### WHAT YOU NEED TO DO
Restate word for word, and only, the lines that extend from the line containing "What data populates" through the end of the records below.

Segment Start: LISTED ENTRIES

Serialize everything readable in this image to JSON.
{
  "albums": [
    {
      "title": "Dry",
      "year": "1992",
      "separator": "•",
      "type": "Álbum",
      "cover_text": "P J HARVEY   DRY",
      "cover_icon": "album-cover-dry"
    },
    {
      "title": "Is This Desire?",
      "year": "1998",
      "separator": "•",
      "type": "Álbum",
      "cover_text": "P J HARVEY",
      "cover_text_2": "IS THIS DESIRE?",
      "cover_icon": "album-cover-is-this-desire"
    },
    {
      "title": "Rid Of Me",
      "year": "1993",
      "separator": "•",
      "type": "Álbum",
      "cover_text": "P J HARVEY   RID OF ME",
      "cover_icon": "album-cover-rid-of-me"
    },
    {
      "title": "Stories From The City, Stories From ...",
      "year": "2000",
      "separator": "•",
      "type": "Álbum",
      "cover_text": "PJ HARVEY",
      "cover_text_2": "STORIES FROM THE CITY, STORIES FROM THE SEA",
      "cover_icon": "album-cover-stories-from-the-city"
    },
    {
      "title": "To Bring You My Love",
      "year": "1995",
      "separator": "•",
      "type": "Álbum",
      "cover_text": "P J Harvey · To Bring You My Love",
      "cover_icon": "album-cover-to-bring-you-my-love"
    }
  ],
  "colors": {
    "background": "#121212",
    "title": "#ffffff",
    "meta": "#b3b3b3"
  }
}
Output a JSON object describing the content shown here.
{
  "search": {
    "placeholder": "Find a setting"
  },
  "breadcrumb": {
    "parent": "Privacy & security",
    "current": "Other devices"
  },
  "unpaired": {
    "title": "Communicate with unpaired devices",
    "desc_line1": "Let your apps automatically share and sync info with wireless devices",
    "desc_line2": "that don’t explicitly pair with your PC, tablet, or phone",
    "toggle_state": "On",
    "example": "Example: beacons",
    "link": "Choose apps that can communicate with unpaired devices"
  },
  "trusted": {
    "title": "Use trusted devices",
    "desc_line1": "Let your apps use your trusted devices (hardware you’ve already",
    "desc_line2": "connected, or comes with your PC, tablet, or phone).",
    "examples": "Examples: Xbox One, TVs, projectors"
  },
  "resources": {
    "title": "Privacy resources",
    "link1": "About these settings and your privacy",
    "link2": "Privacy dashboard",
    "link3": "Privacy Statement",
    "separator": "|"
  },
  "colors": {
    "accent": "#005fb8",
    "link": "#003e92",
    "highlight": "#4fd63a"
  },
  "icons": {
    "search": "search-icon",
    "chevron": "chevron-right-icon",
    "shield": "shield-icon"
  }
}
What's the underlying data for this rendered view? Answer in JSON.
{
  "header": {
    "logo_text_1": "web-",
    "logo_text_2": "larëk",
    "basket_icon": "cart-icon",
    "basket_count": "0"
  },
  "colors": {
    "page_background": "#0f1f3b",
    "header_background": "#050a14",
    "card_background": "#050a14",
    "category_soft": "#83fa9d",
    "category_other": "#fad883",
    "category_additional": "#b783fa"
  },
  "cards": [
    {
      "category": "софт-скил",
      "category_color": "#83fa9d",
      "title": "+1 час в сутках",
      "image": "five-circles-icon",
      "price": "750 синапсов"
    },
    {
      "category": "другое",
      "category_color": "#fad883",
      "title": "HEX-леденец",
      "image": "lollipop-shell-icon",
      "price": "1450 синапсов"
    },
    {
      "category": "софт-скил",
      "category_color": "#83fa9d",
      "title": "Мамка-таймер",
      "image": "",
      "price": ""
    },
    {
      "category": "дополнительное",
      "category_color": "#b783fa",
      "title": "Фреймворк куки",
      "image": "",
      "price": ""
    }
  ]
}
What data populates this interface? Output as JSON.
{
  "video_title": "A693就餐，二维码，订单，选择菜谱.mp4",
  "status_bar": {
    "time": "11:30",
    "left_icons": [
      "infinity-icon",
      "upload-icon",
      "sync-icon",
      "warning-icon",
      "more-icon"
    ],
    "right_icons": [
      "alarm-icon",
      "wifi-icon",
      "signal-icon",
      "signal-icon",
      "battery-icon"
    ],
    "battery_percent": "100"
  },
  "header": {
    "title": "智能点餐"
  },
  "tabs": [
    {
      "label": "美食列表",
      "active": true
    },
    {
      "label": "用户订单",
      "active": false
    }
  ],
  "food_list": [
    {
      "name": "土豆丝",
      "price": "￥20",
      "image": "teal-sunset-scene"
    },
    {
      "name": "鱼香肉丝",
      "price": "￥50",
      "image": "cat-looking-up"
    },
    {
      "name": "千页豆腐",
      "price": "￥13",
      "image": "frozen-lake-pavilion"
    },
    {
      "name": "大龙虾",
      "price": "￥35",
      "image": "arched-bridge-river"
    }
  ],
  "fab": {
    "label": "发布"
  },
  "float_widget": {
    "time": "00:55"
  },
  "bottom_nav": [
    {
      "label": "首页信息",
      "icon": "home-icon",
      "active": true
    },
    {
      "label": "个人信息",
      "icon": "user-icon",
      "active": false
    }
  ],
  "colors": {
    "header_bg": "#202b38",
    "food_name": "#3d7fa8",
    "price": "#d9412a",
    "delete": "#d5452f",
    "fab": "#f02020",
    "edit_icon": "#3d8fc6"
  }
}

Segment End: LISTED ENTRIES

### ANSWER TO THIS TASK
What data populates this interface? Output as JSON.
{
  "video_title": "A693就餐，二维码，订单，选择菜谱.mp4",
  "status_bar": {
    "time": "11:30",
    "left_icons": [
      "infinity-icon",
      "upload-icon",
      "sync-icon",
      "warning-icon",
      "more-icon"
    ],
    "right_icons": [
      "alarm-icon",
      "wifi-icon",
      "signal-icon",
      "signal-icon",
      "battery-icon"
    ],
    "battery_percent": "100"
  },
  "header": {
    "title": "智能点餐"
  },
  "tabs": [
    {
      "label": "美食列表",
      "active": true
    },
    {
      "label": "用户订单",
      "active": false
    }
  ],
  "food_list": [
    {
      "name": "土豆丝",
      "price": "￥20",
      "image": "teal-sunset-scene"
    },
    {
      "name": "鱼香肉丝",
      "price": "￥50",
      "image": "cat-looking-up"
    },
    {
      "name": "千页豆腐",
      "price": "￥13",
      "image": "frozen-lake-pavilion"
    },
    {
      "name": "大龙虾",
      "price": "￥35",
      "image": "arched-bridge-river"
    }
  ],
  "fab": {
    "label": "发布"
  },
  "float_widget": {
    "time": "00:55"
  },
  "bottom_nav": [
    {
      "label": "首页信息",
      "icon": "home-icon",
      "active": true
    },
    {
      "label": "个人信息",
      "icon": "user-icon",
      "active": false
    }
  ],
  "colors": {
    "header_bg": "#202b38",
    "food_name": "#3d7fa8",
    "price": "#d9412a",
    "delete": "#d5452f",
    "fab": "#f02020",
    "edit_icon": "#3d8fc6"
  }
}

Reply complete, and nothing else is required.